The website is awful, but use the left-hand navigation and then click the “downloads” tab.
For a while I’ve heard rumours about add-ons that completely block webpage advertising. Some claim to fill the banner areas with white or transparent pixels, but SafariBlock actually removes the whole ad, often reformatting the page in the process. But trust me, it’s better this way. Here’s a screenshot of how SafariBlock simply lives in your Safari preferences. It couldn’t be simpler. And it’s free. Not sure if it works in Windows.
Do you realise what just happened? I just gave a giant middle finger (or two fingers if your reading from the UK, Australia, etc.) to the multi-billion-dollar industry of online advertising. I just told the design community at large that your medium is irrelevant and told media buyers that they’ve wasted their money. Yes, I’m only one user, but it feels great to wield such power.
Safari is my browser of choice. Firefox users, spare me your snickers. I prefer Safari mainly because of its lightweight nature and awesome interface. The bookmarks sync with .mac making it highly functional right out of the box, but it doesn’t have half the plugins available for Firefox. To Firefox’s credit, the open format has proved to be massively beneficial for the users — there is a virtual supermarket of add-ons available to kick Firefox up many notches.

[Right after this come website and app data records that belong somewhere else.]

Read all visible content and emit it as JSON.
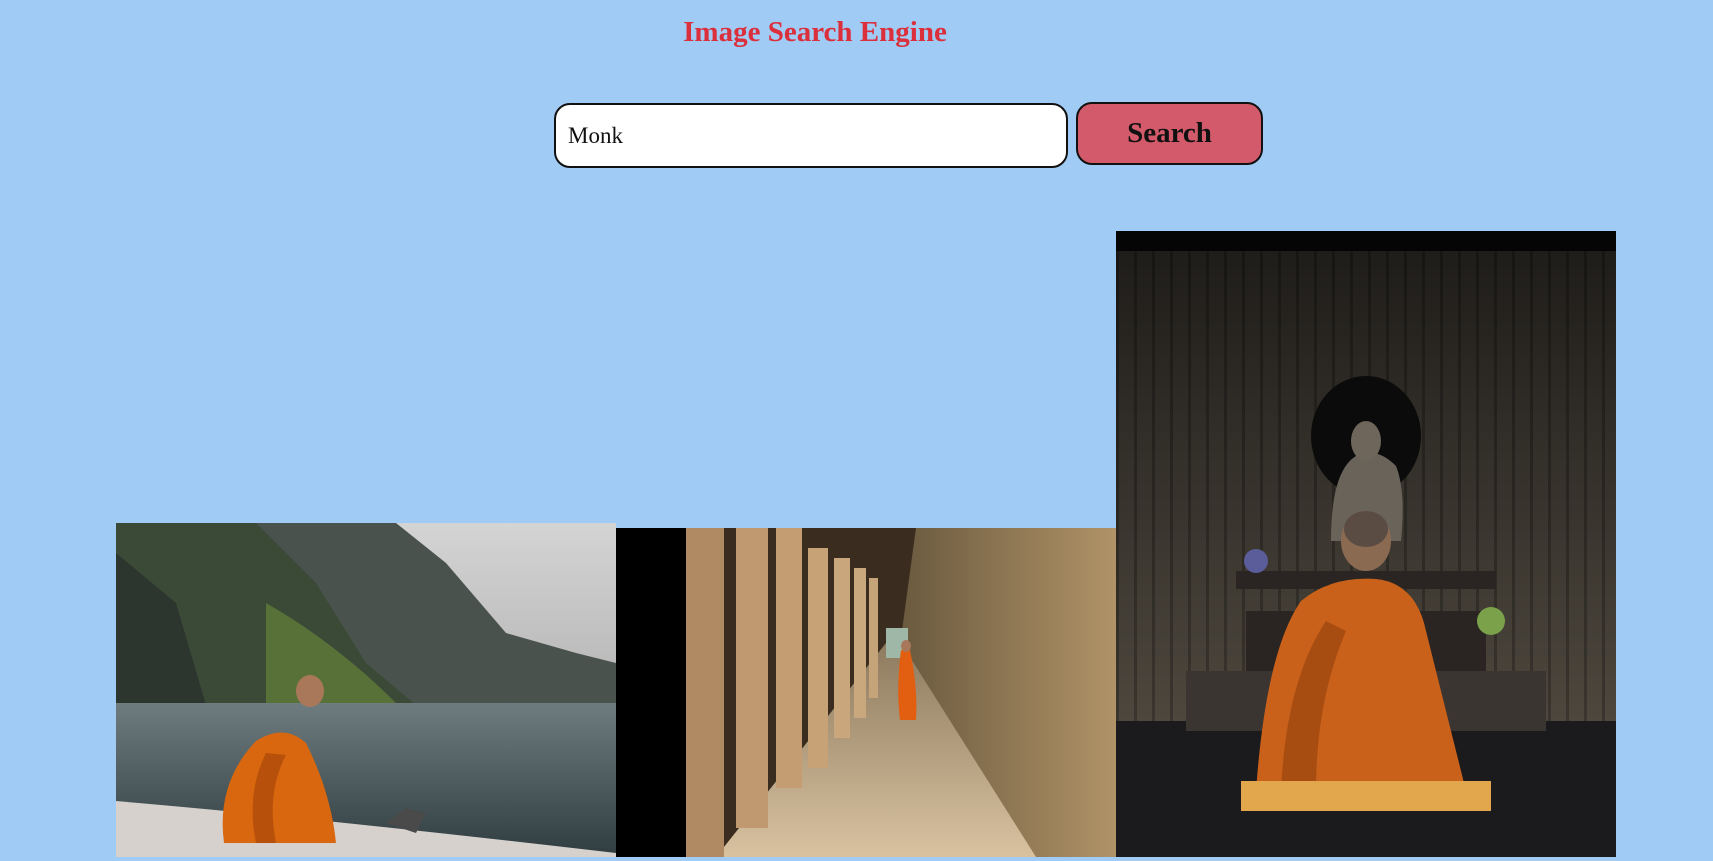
{
  "header": {
    "title": "Image Search Engine"
  },
  "search": {
    "value": "Monk",
    "button_label": "Search"
  },
  "results": [
    {
      "subject": "monk-by-lake-image"
    },
    {
      "subject": "monk-in-temple-corridor-image"
    },
    {
      "subject": "monk-before-buddha-statue-image"
    }
  ],
  "colors": {
    "background": "#a0cbf4",
    "title": "#dc2f3c",
    "button": "#d35a6a",
    "robe": "#d9670f"
  }
}
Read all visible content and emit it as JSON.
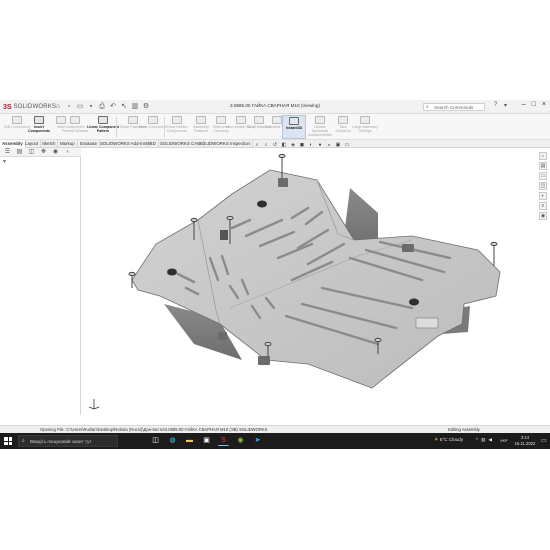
{
  "app": {
    "logo_ds": "3S",
    "logo_name": "SOLIDWORKS",
    "document_title": "3.0885.00 ГАЙКА СВАРНАЯ М10 (Viewing)",
    "search_placeholder": "Search Commands"
  },
  "quick_access": [
    "new-icon",
    "open-icon",
    "save-icon",
    "print-icon",
    "undo-icon",
    "select-icon",
    "rebuild-icon",
    "options-icon"
  ],
  "commands": [
    {
      "label": "Edit Component",
      "enabled": false
    },
    {
      "label": "Insert Components",
      "enabled": true
    },
    {
      "label": "Mate",
      "enabled": false
    },
    {
      "label": "Component Preview Window",
      "enabled": false
    },
    {
      "label": "Linear Component Pattern",
      "enabled": true
    },
    {
      "label": "Smart Fasteners",
      "enabled": false
    },
    {
      "label": "Move Component",
      "enabled": false
    },
    {
      "label": "Show Hidden Components",
      "enabled": false
    },
    {
      "label": "Assembly Features",
      "enabled": false
    },
    {
      "label": "Reference Geometry",
      "enabled": false
    },
    {
      "label": "New Motion Study",
      "enabled": false
    },
    {
      "label": "Bill of Materials",
      "enabled": false
    },
    {
      "label": "Exploded View",
      "enabled": false
    },
    {
      "label": "Instant3D",
      "enabled": true,
      "selected": true
    },
    {
      "label": "Update Speedpak Subassemblies",
      "enabled": false
    },
    {
      "label": "Take Snapshot",
      "enabled": false
    },
    {
      "label": "Large Assembly Settings",
      "enabled": false
    }
  ],
  "tabs": [
    "Assembly",
    "Layout",
    "Sketch",
    "Markup",
    "Evaluate",
    "SOLIDWORKS Add-Ins",
    "MBD",
    "SOLIDWORKS CAM",
    "SOLIDWORKS Inspection"
  ],
  "active_tab": "Assembly",
  "status": {
    "message": "Opening File: C:\\Users\\Ruslan\\Desktop\\Robota (Rocni)\\Дон-Кости\\3.0885.00 ГАЙКА СВАРНАЯ М10 (ЭВ) SOLIDWORKS",
    "right": "Editing Assembly"
  },
  "taskbar": {
    "search_text": "Введіть пошуковий запит тут",
    "weather": "5°C  Cloudy",
    "language": "УКР",
    "time": "3:14",
    "date": "16.11.2022"
  }
}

Safari has a faithful following, however, and you can keep track of add-on applications on the appropriately-titled Pimp My Safari.